The international port in Hambantota in southern Sri Lanka, formally named the Magampura Mahinda Rajapaksa Port but popularly known as the Hambantota Port, came a step closer to its aim of becoming a marine fuel supply hub in the region. In March it launched marine bunker fuel supply services with its Chinese partner Sinopec.
The increasing services the port is offering to vessels going through the Indian Ocean indicate the results of investments, much of which is from China and aimed to stimulate growth for the island and the region.
In fact, the Hambantota case demonstrates that Chinese investments in major ports across the world are aimed at strengthening strategic partnerships through unconditional innovation. The claims that China is creating a debt trap with such investments in low-income countries have been busted further with the recent construction of the Colombo Port City. Officially known as the Colombo International Financial City, it is a special economic zone and financial center.

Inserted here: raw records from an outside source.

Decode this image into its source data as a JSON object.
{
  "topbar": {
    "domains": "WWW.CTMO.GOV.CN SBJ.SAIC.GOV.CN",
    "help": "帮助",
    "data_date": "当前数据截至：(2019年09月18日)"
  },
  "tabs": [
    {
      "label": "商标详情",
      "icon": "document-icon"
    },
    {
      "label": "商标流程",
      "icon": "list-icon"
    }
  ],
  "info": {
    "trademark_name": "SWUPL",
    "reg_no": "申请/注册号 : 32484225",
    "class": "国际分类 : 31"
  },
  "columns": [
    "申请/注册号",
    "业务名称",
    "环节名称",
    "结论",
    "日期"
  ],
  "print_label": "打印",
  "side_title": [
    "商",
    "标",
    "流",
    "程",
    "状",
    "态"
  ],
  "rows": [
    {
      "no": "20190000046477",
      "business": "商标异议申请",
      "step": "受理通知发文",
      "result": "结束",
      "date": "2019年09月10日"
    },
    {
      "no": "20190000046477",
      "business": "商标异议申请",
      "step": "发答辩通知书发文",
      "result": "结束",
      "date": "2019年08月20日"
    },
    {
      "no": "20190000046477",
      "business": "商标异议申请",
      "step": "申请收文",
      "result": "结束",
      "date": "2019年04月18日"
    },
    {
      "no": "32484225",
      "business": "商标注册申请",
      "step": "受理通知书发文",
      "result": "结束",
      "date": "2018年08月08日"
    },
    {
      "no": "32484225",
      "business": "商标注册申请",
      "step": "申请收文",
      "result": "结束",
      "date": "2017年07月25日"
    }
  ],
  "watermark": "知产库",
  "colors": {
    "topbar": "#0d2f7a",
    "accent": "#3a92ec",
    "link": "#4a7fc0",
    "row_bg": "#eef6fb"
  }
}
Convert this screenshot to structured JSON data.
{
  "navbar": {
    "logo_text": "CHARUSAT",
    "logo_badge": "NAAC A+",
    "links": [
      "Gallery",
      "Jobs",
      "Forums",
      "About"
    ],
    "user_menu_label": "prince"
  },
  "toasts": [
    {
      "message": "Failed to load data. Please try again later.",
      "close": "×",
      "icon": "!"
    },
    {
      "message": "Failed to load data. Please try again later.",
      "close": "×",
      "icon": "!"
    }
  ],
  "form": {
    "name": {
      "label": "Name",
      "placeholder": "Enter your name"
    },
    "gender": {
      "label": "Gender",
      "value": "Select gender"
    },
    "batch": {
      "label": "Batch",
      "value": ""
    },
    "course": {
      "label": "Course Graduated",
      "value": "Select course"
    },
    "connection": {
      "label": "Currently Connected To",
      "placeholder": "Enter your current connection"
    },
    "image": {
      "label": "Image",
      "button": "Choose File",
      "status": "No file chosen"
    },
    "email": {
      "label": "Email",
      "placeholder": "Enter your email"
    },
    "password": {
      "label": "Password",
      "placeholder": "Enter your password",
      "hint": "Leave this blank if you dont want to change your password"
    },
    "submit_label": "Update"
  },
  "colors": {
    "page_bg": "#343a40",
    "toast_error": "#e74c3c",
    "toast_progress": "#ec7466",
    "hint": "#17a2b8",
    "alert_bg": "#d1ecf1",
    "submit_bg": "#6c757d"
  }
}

Though the American Ambassador to Sri Lanka, Alaina Teplitz, tried to cast a shadow on the project, saying its easy business rules could see it become a money laundering haven, the truth is it is a venture sanctioned by Sri Lanka’s parliament and regarded by cabinet ministers as being “fully Sri Lankan”. Moreover, it is expected to create 200,000 jobs and contribute $11.8 billion to the island’s GDP per year.
The construction site along the Galle Face in Colombo, Sri Lanka, November 20, 2018. /Getty
It is also deemed to be transparent and hinges upon a policy of non-alignment. The relationship between Beijing and Colombo is defined by their respective foreign policies as being close, based on mutual respect and geared at promotion of economic ties.
Chinese investments in the port, such as by Sinopec, have eased the difficulties Sri Lanka encountered while attempting to secure loans from the International Monetary Fund in 2020. Before the Chinese loans and investments came in, Sri Lanka’s foreign debt was close to $64 billion.
The Chinese investments, recently made as part of the Belt and Road Initiative, have led to the creation of industrial parks, special economic zones and platforms for marine gas oil exports, enabling Colombo to realize its economic potential. There is no military dimension to them, despite U.S. researchers and political scientists attempting since 2004 to depict them as endangering the security of the Indian Ocean.
Another case in point is the Gwadar Port in Pakistan, a flagship Belt and Road project. That too is based on trade and investments and with no hegemonic design.
The question is, why are respective U.S. administrations bent on challenging the Chinese narrative regarding investments in countries such as Sri Lanka despite such irrefutable evidence to the contrary. The alarmist arguments continue to be based on superficial and preconceived notions about the Belt and Road Initiative.
The pro-China sentiment in Sri Lanka shows how the people regard the reckless projections of Chinese investments as creating debt traps or encouraging corruption that will threaten Sri Lanka’s economy – as implausible.
Hamzah Rifaat Hussain is a former visiting fellow at the Stimson Center in Washington and serves as assistant researcher at the Islamabad Policy Research Institute (IPRI) in Pakistan. The article reflects the author’s opinions and not necessarily the views of TSAT.